A former senior vice president of Wells Fargo has filed a lawsuit alleging she was raped by a colleague, and is accusing three other co-workers of enabling the assault.
And when she raised the incident with Wells Fargo officials, the bank did not expeditiously investigate the allegations, the lawsuit claims.
The accuser, referred to as Jane Doe in the suit, names Eric R. Pagel, a Wells Fargo senior investment strategist and managing director, as her alleged attacker. She alleges Pagel repeatedly subjected her to unwanted advances, groping and sexually denigrating comments, both before and after the alleged incident took place.
It was not immediately clear whether Pagel continues to work at Wells Fargo. Reached by text message, he referred a request for comment to Wells Fargo, which issued a brief statement.
“We take all allegations of misconduct very seriously,” spokesperson Richele Messick said in an email. “We just learned of the lawsuit today and are reviewing it.”
The accusations represent another negative mark for a bank that has faced numerous federal inquiries into its practices. Most recently, it paid $3.7 billion to settle a slew of alleged consumer abuses in the wake of what regulators called its “rinse-repeat cycle of violating the law.”

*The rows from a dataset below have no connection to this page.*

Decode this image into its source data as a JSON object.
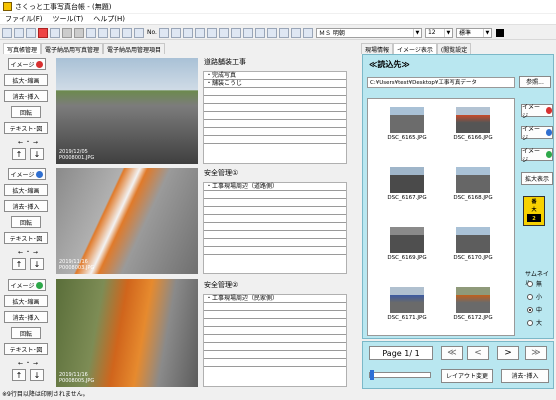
{
  "window": {
    "title": "さくっと工事写真台帳 - (無題)"
  },
  "menu": [
    "ファイル(F)",
    "ツール(T)",
    "ヘルプ(H)"
  ],
  "toolbar": {
    "font": "ＭＳ 明朝",
    "size": "12",
    "style": "標準",
    "no_label": "No."
  },
  "left_tabs": [
    "写真帳管理",
    "電子納品用写真管理",
    "電子納品用管理項目"
  ],
  "left_buttons": {
    "image": "イメージ",
    "expand": "拡大･縮画",
    "delete": "消去･挿入",
    "rotate": "回転",
    "text": "テキスト･図",
    "arrows_label": "← ・ →",
    "up": "↑",
    "down": "↓"
  },
  "rows": [
    {
      "dot_color": "#d83030",
      "date": "2019/12/05",
      "id": "P0008001.JPG",
      "title": "道路舗装工事",
      "lines": [
        "・完成写真",
        "・舗装こうじ",
        "",
        "",
        "",
        "",
        "",
        "",
        ""
      ]
    },
    {
      "dot_color": "#2f6fd0",
      "date": "2019/11/16",
      "id": "P0008003.JPG",
      "title": "安全管理①",
      "lines": [
        "・工事現場周辺（道路側）",
        "",
        "",
        "",
        "",
        "",
        "",
        "",
        ""
      ]
    },
    {
      "dot_color": "#2ea84a",
      "date": "2019/11/16",
      "id": "P0008005.JPG",
      "title": "安全管理②",
      "lines": [
        "・工事現場周辺（民家側）",
        "",
        "",
        "",
        "",
        "",
        "",
        "",
        ""
      ]
    }
  ],
  "right_tabs": [
    "現場情報",
    "イメージ表示",
    "(閲覧設定"
  ],
  "right": {
    "title": "≪読込先≫",
    "path": "C:¥Users¥test¥Desktop¥工事写真データ",
    "ref_button": "参照...",
    "thumbs": [
      "DSC_6165.JPG",
      "DSC_6166.JPG",
      "DSC_6167.JPG",
      "DSC_6168.JPG",
      "DSC_6169.JPG",
      "DSC_6170.JPG",
      "DSC_6171.JPG",
      "DSC_6172.JPG"
    ],
    "img_btn": "イメージ",
    "zoom_btn": "拡大表示",
    "warn_top": "番",
    "warn_mid": "大",
    "warn_bot": "2",
    "size_label": "サムネイル",
    "sizes": [
      "無",
      "小",
      "中",
      "大"
    ],
    "size_selected": "中"
  },
  "bottom": {
    "page": "Page 1/ 1",
    "nav": [
      "≪",
      "<",
      ">",
      "≫"
    ],
    "layout": "レイアウト変更",
    "delins": "消去･挿入"
  },
  "status": "※9行目以降は印刷されません。"
}
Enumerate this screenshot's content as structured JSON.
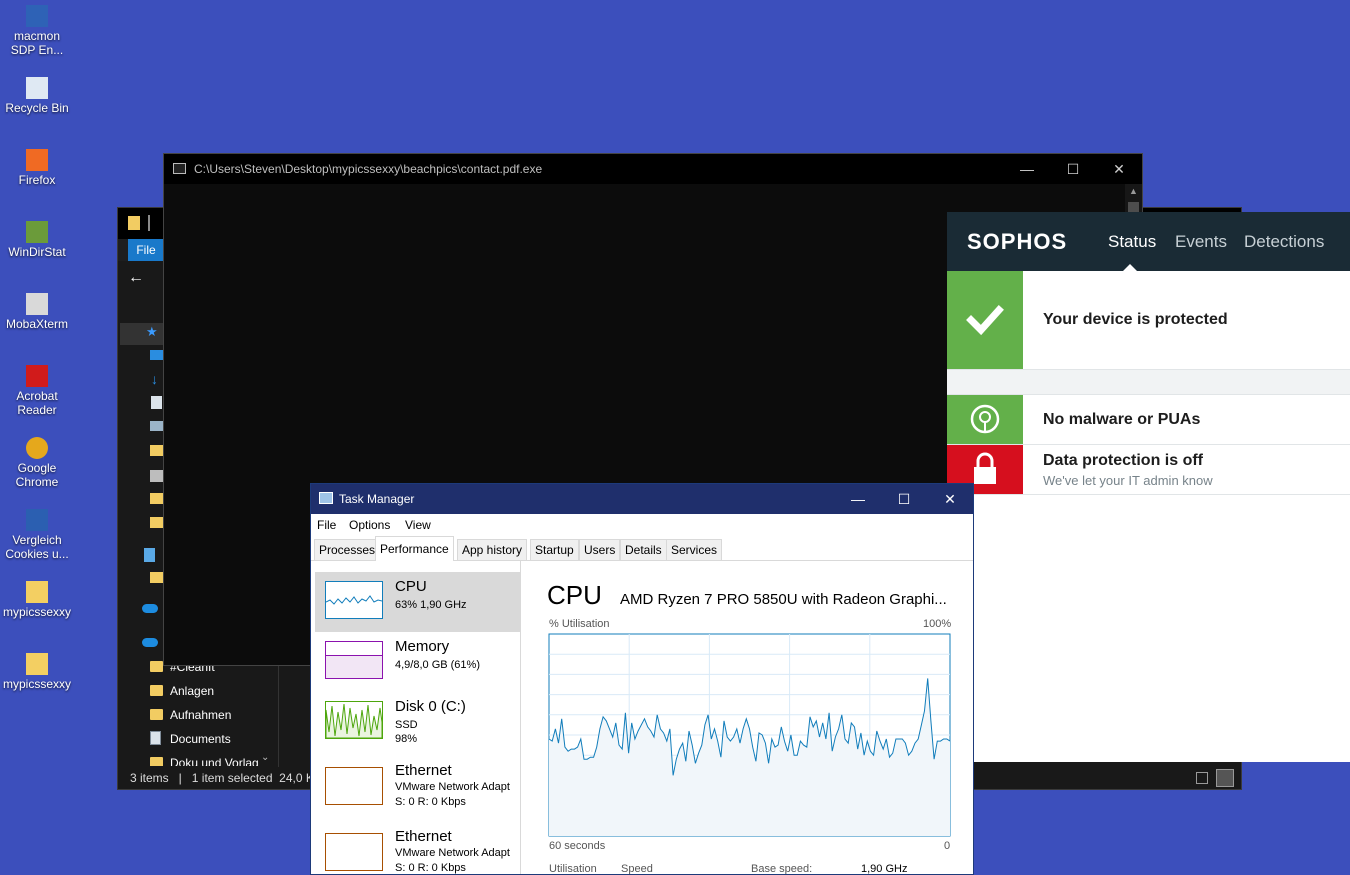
{
  "desktop_icons": [
    {
      "label": "macmon SDP En...",
      "icon": "macmon-icon"
    },
    {
      "label": "Recycle Bin",
      "icon": "recycle-bin-icon"
    },
    {
      "label": "Firefox",
      "icon": "firefox-icon"
    },
    {
      "label": "WinDirStat",
      "icon": "windirstat-icon"
    },
    {
      "label": "MobaXterm",
      "icon": "mobaxterm-icon"
    },
    {
      "label": "Acrobat Reader",
      "icon": "acrobat-icon"
    },
    {
      "label": "Google Chrome",
      "icon": "chrome-icon"
    },
    {
      "label": "Vergleich Cookies u...",
      "icon": "word-doc-icon"
    },
    {
      "label": "mypicssexxy",
      "icon": "zip-folder-icon"
    },
    {
      "label": "mypicssexxy",
      "icon": "folder-icon"
    }
  ],
  "explorer": {
    "file_tab": "File",
    "items": [
      "#CleanIt",
      "Anlagen",
      "Aufnahmen",
      "Documents",
      "Doku und Vorlag"
    ],
    "status": "3 items   |   1 item selected  24,0 K"
  },
  "cmd": {
    "title": "C:\\Users\\Steven\\Desktop\\mypicssexxy\\beachpics\\contact.pdf.exe"
  },
  "sophos": {
    "logo": "SOPHOS",
    "tabs": [
      "Status",
      "Events",
      "Detections"
    ],
    "status_main": "Your device is protected",
    "malware": "No malware or PUAs",
    "data_protection": "Data protection is off",
    "data_protection_sub": "We've let your IT admin know",
    "colors": {
      "green": "#63b04a",
      "red": "#d60f1e",
      "header": "#1a2b35"
    }
  },
  "task_manager": {
    "title": "Task Manager",
    "menu": [
      "File",
      "Options",
      "View"
    ],
    "tabs": [
      "Processes",
      "Performance",
      "App history",
      "Startup",
      "Users",
      "Details",
      "Services"
    ],
    "active_tab": "Performance",
    "left_items": [
      {
        "name": "CPU",
        "sub1": "63%  1,90 GHz",
        "sub2": ""
      },
      {
        "name": "Memory",
        "sub1": "4,9/8,0 GB (61%)",
        "sub2": ""
      },
      {
        "name": "Disk 0 (C:)",
        "sub1": "SSD",
        "sub2": "98%"
      },
      {
        "name": "Ethernet",
        "sub1": "VMware Network Adapt",
        "sub2": "S: 0  R: 0 Kbps"
      },
      {
        "name": "Ethernet",
        "sub1": "VMware Network Adapt",
        "sub2": "S: 0  R: 0 Kbps"
      }
    ],
    "cpu_title": "CPU",
    "cpu_model": "AMD Ryzen 7 PRO 5850U with Radeon Graphi...",
    "util_label": "% Utilisation",
    "util_max": "100%",
    "time_label": "60 seconds",
    "time_zero": "0",
    "bottom": {
      "utilisation": "Utilisation",
      "speed": "Speed",
      "base_speed_label": "Base speed:",
      "base_speed": "1,90 GHz"
    },
    "cpu_history": [
      48,
      47,
      53,
      46,
      58,
      44,
      42,
      43,
      43,
      44,
      48,
      38,
      38,
      39,
      39,
      44,
      53,
      59,
      57,
      53,
      49,
      56,
      45,
      43,
      61,
      41,
      56,
      48,
      52,
      55,
      58,
      54,
      52,
      49,
      60,
      53,
      51,
      47,
      53,
      30,
      38,
      43,
      46,
      37,
      52,
      45,
      36,
      41,
      45,
      55,
      60,
      48,
      53,
      47,
      39,
      57,
      49,
      47,
      49,
      53,
      46,
      53,
      58,
      53,
      44,
      37,
      51,
      50,
      46,
      36,
      48,
      44,
      45,
      54,
      47,
      42,
      50,
      40,
      40,
      47,
      45,
      44,
      59,
      54,
      57,
      49,
      56,
      48,
      61,
      42,
      49,
      53,
      60,
      48,
      46,
      56,
      54,
      43,
      51,
      40,
      47,
      42,
      40,
      52,
      47,
      43,
      48,
      39,
      41,
      48,
      48,
      48,
      46,
      40,
      42,
      46,
      48,
      55,
      62,
      78,
      57,
      38,
      47,
      47,
      48,
      48,
      47
    ]
  }
}
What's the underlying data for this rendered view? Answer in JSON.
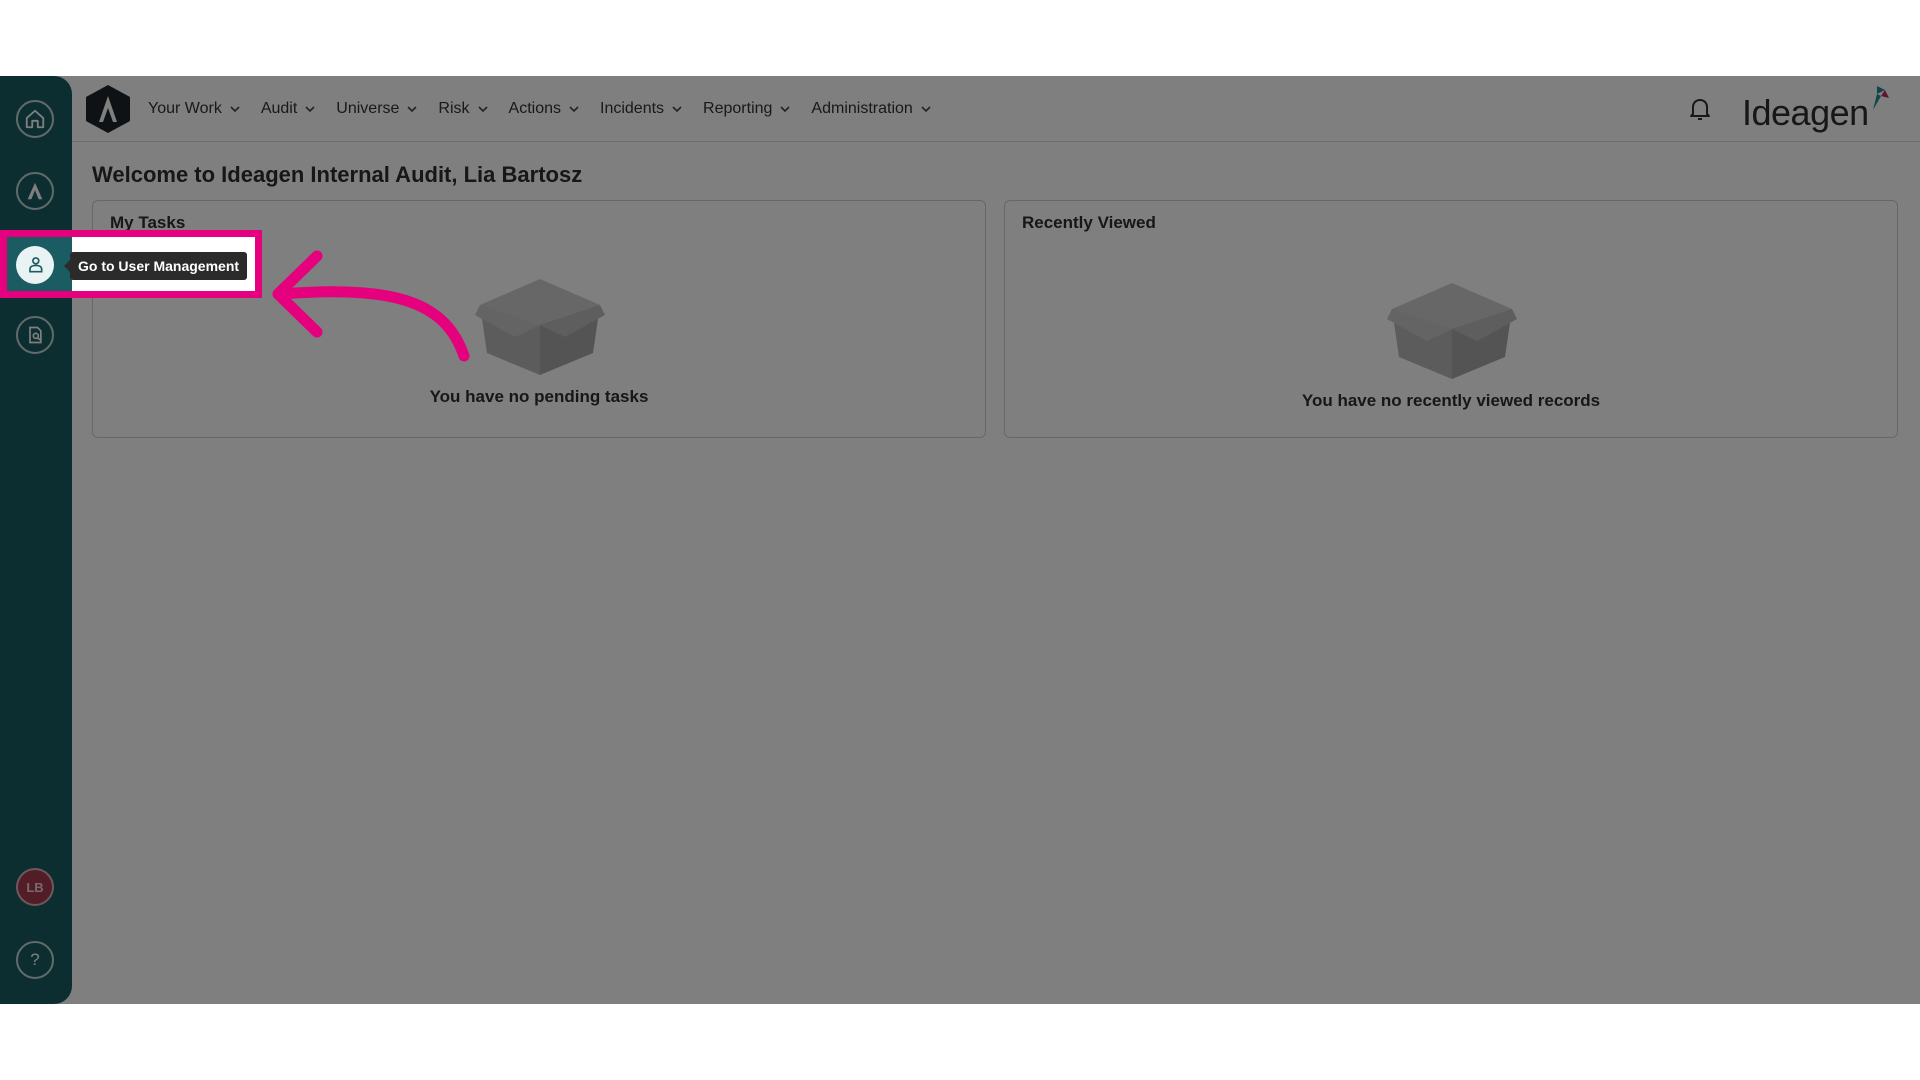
{
  "sidebar": {
    "items": [
      {
        "icon": "home-icon"
      },
      {
        "icon": "audit-logo-icon"
      },
      {
        "icon": "user-management-icon",
        "tooltip": "Go to User Management"
      },
      {
        "icon": "document-search-icon"
      }
    ],
    "avatar_initials": "LB",
    "help_label": "?"
  },
  "topbar": {
    "nav": [
      {
        "label": "Your Work"
      },
      {
        "label": "Audit"
      },
      {
        "label": "Universe"
      },
      {
        "label": "Risk"
      },
      {
        "label": "Actions"
      },
      {
        "label": "Incidents"
      },
      {
        "label": "Reporting"
      },
      {
        "label": "Administration"
      }
    ],
    "brand": "Ideagen",
    "app_logo_letter": "A"
  },
  "main": {
    "welcome": "Welcome to Ideagen Internal Audit, Lia Bartosz",
    "my_tasks": {
      "title": "My Tasks",
      "empty_text": "You have no pending tasks"
    },
    "recently_viewed": {
      "title": "Recently Viewed",
      "empty_text": "You have no recently viewed records"
    }
  },
  "colors": {
    "sidebar": "#1b5c63",
    "highlight": "#e5007d",
    "avatar": "#a53a4e",
    "tooltip": "#2b2b2b"
  }
}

Wells Fargo has also been the subject of media reports describing a “toxic culture” that led to employees creating millions of fake bank accounts, a scandal that led to the ouster of longtime CEO John Stumpf.
According to Jane Doe’s complaint, filed Thursday, the alleged attack occurred during a business trip to Bakersfield, California, on Jan. 23, 2020. That evening, the complaint states, Doe and the defendants went to dinner and a bar, where they “consumed copious amounts of alcohol, and Doe became intoxicated.”
Afterward, David Weitzel, a senior vice president named as a defendant by Doe, walked Doe back to her hotel room. Soon thereafter, Pagel knocked on her door, forced his way in and raped her, the complaint states.
Reached by text message, Weitzel indicated he and the other defendants named in the suit, Mark Peterson and Brian Ray, did not yet have an attorney. Weitzel declined to respond to additional follow-up questions. Peterson and Ray could not be reached for comment.
About a week later, Doe says in the complaint, she confronted Pagel, and he admitted the pair had sex multiple times. Doe’s suit alleges Pagel acknowledged that he knew she was intoxicated.
“For the ensuing months,” Doe states, she “was emotionally distressed to the point of paralysis with the thought of her sexual assault.” She also says Weitzel demonstrated a “cavalier attitude” when she pointed out further inappropriate comments.
Doe initially held off on making a formal complaint about the alleged attack through Wells Fargo’s formal channels because she was “too embarrassed and mortified” at the idea of doing so, “catastrophizing scenarios in her head whether she would be believed, blamed, ridiculed, retaliated against and somehow further victimized for speaking up,” the complaint states.
“However, as time passed with the perpetrators living as if nothing happened to her, she eventually built up the courage to speak up,” the complaint states.
On Nov. 13, 2020, Doe finally filed a formal complaint about the assault to the Wells Fargo’s ethics hotline. She subsequently lodged a formal complaint with the Los Angeles County Sheriff’s Department.
In response to her official complaint, Doe alleges in the suit, Wells Fargo retaliated against her by reassigning her clients to another employee without her input, excluding her from important client communications, and threatening to exclude her from lucrative accounts.
Doe says Wells Fargo did not begin its internal investigation in earnest until she made a formal charge with the U.S. Equal Employment Opportunity Commission (EEOC) in April 2021, five months after her internal complaint to the company.
In a statement, the EEOC said it does not comment on potential filings.
In July 2021, Doe resigned from Wells Fargo, Doe states in the complaint, “feeling her ongoing employment there “was intolerable to her wellbeing.”
Doe is seeking compensatory and punitive damages for lost wages and benefits, emotional distress, medical expenses, and attorneys’ fees.
“Our client was taken advantage of and raped by a superior, suffering trauma, betrayal, and an utter invasion of personal space that no one should be subjected to in any workplace,” the plaintiff’s attorney, Ron Zambrano of West Coast Trial Lawyers, said in a statement. “Wells Fargo’s response, just sitting on their hands and dragging their feet not even attempting to conduct a competent investigation, is absolutely unacceptable.”